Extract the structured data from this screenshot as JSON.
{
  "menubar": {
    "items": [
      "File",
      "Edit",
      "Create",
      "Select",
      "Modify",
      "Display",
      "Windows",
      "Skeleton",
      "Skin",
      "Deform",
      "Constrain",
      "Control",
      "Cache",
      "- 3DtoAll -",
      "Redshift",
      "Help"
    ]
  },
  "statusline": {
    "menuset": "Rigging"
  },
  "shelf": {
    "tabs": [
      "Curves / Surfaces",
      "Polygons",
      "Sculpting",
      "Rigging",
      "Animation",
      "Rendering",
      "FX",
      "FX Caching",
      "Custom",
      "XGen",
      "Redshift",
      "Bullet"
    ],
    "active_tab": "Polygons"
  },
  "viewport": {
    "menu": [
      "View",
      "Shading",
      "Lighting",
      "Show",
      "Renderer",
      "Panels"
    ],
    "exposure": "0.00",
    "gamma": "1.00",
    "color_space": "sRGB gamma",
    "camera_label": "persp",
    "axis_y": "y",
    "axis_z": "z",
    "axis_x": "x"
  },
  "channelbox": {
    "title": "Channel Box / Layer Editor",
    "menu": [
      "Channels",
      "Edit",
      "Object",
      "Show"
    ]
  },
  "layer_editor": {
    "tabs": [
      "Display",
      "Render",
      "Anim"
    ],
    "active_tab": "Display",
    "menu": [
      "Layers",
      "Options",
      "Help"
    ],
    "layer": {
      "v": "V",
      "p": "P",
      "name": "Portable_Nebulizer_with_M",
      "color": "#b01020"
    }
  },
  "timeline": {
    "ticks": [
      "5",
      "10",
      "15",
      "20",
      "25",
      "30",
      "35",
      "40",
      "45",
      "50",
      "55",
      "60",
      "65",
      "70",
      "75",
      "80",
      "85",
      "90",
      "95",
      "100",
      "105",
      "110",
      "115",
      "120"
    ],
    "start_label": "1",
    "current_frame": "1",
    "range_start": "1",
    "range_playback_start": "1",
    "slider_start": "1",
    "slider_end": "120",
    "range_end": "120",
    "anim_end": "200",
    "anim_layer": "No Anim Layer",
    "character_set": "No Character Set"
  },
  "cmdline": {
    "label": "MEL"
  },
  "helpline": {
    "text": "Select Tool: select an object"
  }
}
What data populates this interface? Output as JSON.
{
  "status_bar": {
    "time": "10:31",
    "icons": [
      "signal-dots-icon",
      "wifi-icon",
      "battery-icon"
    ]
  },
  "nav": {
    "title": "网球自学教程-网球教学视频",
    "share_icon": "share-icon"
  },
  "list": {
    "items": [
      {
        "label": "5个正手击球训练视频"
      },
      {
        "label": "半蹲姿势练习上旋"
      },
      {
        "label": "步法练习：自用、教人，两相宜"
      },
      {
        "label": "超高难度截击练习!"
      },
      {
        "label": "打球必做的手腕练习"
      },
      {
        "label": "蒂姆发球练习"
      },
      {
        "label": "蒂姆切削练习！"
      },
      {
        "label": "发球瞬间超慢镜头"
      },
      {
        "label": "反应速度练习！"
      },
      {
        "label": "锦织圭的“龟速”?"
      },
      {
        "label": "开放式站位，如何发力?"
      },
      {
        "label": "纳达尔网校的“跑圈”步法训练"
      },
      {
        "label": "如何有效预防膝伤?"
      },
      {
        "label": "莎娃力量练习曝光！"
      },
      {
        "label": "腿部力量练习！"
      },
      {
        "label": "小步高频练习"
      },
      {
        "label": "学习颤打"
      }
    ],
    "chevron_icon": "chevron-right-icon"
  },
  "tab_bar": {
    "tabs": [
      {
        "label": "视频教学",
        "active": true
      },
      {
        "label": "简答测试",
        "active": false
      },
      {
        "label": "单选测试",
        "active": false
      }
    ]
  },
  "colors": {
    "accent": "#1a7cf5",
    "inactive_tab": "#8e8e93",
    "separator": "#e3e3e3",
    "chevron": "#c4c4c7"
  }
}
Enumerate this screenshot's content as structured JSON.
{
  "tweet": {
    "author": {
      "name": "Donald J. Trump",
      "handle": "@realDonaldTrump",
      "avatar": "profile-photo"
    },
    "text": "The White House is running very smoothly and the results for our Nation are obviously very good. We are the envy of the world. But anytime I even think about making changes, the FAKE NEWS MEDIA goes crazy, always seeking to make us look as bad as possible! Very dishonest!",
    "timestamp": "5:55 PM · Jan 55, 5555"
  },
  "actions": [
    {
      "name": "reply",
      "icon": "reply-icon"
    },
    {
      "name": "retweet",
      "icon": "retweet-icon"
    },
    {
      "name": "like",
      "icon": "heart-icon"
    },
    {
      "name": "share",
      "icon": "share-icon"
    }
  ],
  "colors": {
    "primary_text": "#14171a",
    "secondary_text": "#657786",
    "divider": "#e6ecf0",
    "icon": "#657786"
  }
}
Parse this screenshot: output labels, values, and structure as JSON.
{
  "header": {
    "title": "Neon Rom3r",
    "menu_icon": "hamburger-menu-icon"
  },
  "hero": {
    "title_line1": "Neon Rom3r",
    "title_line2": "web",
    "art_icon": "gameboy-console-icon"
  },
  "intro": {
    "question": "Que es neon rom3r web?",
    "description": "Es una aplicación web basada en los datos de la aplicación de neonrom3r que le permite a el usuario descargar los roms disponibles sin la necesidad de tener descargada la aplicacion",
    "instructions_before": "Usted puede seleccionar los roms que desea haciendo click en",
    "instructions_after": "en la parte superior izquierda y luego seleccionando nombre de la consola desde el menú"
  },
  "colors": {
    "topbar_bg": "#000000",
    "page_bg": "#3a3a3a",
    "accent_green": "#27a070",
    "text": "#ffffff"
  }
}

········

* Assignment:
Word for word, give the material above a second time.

* The completed task:
Extract the structured data from this screenshot as JSON.
{
  "menubar": {
    "items": [
      "File",
      "Edit",
      "Create",
      "Select",
      "Modify",
      "Display",
      "Windows",
      "Skeleton",
      "Skin",
      "Deform",
      "Constrain",
      "Control",
      "Cache",
      "- 3DtoAll -",
      "Redshift",
      "Help"
    ]
  },
  "statusline": {
    "menuset": "Rigging"
  },
  "shelf": {
    "tabs": [
      "Curves / Surfaces",
      "Polygons",
      "Sculpting",
      "Rigging",
      "Animation",
      "Rendering",
      "FX",
      "FX Caching",
      "Custom",
      "XGen",
      "Redshift",
      "Bullet"
    ],
    "active_tab": "Polygons"
  },
  "viewport": {
    "menu": [
      "View",
      "Shading",
      "Lighting",
      "Show",
      "Renderer",
      "Panels"
    ],
    "exposure": "0.00",
    "gamma": "1.00",
    "color_space": "sRGB gamma",
    "camera_label": "persp",
    "axis_y": "y",
    "axis_z": "z",
    "axis_x": "x"
  },
  "channelbox": {
    "title": "Channel Box / Layer Editor",
    "menu": [
      "Channels",
      "Edit",
      "Object",
      "Show"
    ]
  },
  "layer_editor": {
    "tabs": [
      "Display",
      "Render",
      "Anim"
    ],
    "active_tab": "Display",
    "menu": [
      "Layers",
      "Options",
      "Help"
    ],
    "layer": {
      "v": "V",
      "p": "P",
      "name": "Portable_Nebulizer_with_M",
      "color": "#b01020"
    }
  },
  "timeline": {
    "ticks": [
      "5",
      "10",
      "15",
      "20",
      "25",
      "30",
      "35",
      "40",
      "45",
      "50",
      "55",
      "60",
      "65",
      "70",
      "75",
      "80",
      "85",
      "90",
      "95",
      "100",
      "105",
      "110",
      "115",
      "120"
    ],
    "start_label": "1",
    "current_frame": "1",
    "range_start": "1",
    "range_playback_start": "1",
    "slider_start": "1",
    "slider_end": "120",
    "range_end": "120",
    "anim_end": "200",
    "anim_layer": "No Anim Layer",
    "character_set": "No Character Set"
  },
  "cmdline": {
    "label": "MEL"
  },
  "helpline": {
    "text": "Select Tool: select an object"
  }
}
What data populates this interface? Output as JSON.
{
  "status_bar": {
    "time": "10:31",
    "icons": [
      "signal-dots-icon",
      "wifi-icon",
      "battery-icon"
    ]
  },
  "nav": {
    "title": "网球自学教程-网球教学视频",
    "share_icon": "share-icon"
  },
  "list": {
    "items": [
      {
        "label": "5个正手击球训练视频"
      },
      {
        "label": "半蹲姿势练习上旋"
      },
      {
        "label": "步法练习：自用、教人，两相宜"
      },
      {
        "label": "超高难度截击练习!"
      },
      {
        "label": "打球必做的手腕练习"
      },
      {
        "label": "蒂姆发球练习"
      },
      {
        "label": "蒂姆切削练习！"
      },
      {
        "label": "发球瞬间超慢镜头"
      },
      {
        "label": "反应速度练习！"
      },
      {
        "label": "锦织圭的“龟速”?"
      },
      {
        "label": "开放式站位，如何发力?"
      },
      {
        "label": "纳达尔网校的“跑圈”步法训练"
      },
      {
        "label": "如何有效预防膝伤?"
      },
      {
        "label": "莎娃力量练习曝光！"
      },
      {
        "label": "腿部力量练习！"
      },
      {
        "label": "小步高频练习"
      },
      {
        "label": "学习颤打"
      }
    ],
    "chevron_icon": "chevron-right-icon"
  },
  "tab_bar": {
    "tabs": [
      {
        "label": "视频教学",
        "active": true
      },
      {
        "label": "简答测试",
        "active": false
      },
      {
        "label": "单选测试",
        "active": false
      }
    ]
  },
  "colors": {
    "accent": "#1a7cf5",
    "inactive_tab": "#8e8e93",
    "separator": "#e3e3e3",
    "chevron": "#c4c4c7"
  }
}
Enumerate this screenshot's content as structured JSON.
{
  "tweet": {
    "author": {
      "name": "Donald J. Trump",
      "handle": "@realDonaldTrump",
      "avatar": "profile-photo"
    },
    "text": "The White House is running very smoothly and the results for our Nation are obviously very good. We are the envy of the world. But anytime I even think about making changes, the FAKE NEWS MEDIA goes crazy, always seeking to make us look as bad as possible! Very dishonest!",
    "timestamp": "5:55 PM · Jan 55, 5555"
  },
  "actions": [
    {
      "name": "reply",
      "icon": "reply-icon"
    },
    {
      "name": "retweet",
      "icon": "retweet-icon"
    },
    {
      "name": "like",
      "icon": "heart-icon"
    },
    {
      "name": "share",
      "icon": "share-icon"
    }
  ],
  "colors": {
    "primary_text": "#14171a",
    "secondary_text": "#657786",
    "divider": "#e6ecf0",
    "icon": "#657786"
  }
}
Parse this screenshot: output labels, values, and structure as JSON.
{
  "header": {
    "title": "Neon Rom3r",
    "menu_icon": "hamburger-menu-icon"
  },
  "hero": {
    "title_line1": "Neon Rom3r",
    "title_line2": "web",
    "art_icon": "gameboy-console-icon"
  },
  "intro": {
    "question": "Que es neon rom3r web?",
    "description": "Es una aplicación web basada en los datos de la aplicación de neonrom3r que le permite a el usuario descargar los roms disponibles sin la necesidad de tener descargada la aplicacion",
    "instructions_before": "Usted puede seleccionar los roms que desea haciendo click en",
    "instructions_after": "en la parte superior izquierda y luego seleccionando nombre de la consola desde el menú"
  },
  "colors": {
    "topbar_bg": "#000000",
    "page_bg": "#3a3a3a",
    "accent_green": "#27a070",
    "text": "#ffffff"
  }
}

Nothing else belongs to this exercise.